**Task item:**
Report every line of the data that includes "yang".

**Data for review:**
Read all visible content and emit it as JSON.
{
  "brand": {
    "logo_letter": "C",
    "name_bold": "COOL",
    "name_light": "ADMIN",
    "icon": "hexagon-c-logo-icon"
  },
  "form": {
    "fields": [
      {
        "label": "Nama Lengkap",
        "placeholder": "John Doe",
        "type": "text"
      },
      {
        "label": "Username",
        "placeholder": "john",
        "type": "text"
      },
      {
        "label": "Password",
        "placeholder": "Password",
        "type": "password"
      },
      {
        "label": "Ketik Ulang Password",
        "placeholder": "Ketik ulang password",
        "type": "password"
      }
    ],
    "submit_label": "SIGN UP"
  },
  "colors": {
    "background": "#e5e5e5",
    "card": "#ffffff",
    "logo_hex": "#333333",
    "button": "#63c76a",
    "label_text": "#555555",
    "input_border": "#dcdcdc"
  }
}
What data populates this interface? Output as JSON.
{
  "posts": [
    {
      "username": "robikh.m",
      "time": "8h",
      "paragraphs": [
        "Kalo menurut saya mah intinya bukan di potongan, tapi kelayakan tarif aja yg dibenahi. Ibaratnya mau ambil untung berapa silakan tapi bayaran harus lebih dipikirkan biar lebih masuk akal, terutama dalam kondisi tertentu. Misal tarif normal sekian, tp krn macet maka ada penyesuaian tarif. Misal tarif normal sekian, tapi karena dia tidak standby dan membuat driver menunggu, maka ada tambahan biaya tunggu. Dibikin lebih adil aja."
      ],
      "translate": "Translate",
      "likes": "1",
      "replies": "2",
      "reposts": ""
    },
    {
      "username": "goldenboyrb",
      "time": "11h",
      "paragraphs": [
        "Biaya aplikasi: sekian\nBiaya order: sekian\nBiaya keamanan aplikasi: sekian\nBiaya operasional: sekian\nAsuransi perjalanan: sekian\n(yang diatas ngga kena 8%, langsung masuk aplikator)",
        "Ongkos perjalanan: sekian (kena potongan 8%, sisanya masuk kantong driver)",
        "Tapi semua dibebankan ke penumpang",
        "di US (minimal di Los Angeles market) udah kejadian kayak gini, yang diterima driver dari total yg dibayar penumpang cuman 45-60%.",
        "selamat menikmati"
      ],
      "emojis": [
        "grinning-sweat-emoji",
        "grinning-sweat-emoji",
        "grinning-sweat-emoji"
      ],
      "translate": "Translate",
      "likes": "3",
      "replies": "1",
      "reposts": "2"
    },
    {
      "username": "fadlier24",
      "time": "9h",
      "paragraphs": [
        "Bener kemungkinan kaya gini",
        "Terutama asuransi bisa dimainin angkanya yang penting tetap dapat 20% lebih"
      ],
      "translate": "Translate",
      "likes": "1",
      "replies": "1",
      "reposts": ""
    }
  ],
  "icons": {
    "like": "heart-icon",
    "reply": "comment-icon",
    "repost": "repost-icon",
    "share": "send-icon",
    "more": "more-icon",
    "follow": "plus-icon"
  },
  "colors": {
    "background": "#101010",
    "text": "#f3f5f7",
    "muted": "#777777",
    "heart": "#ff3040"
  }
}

**Answer area:**
        "Biaya aplikasi: sekian\nBiaya order: sekian\nBiaya keamanan aplikasi: sekian\nBiaya operasional: sekian\nAsuransi perjalanan: sekian\n(yang diatas ngga kena 8%, langsung masuk aplikator)",
        "di US (minimal di Los Angeles market) udah kejadian kayak gini, yang diterima driver dari total yg dibayar penumpang cuman 45-60%.",
        "Terutama asuransi bisa dimainin angkanya yang penting tetap dapat 20% lebih"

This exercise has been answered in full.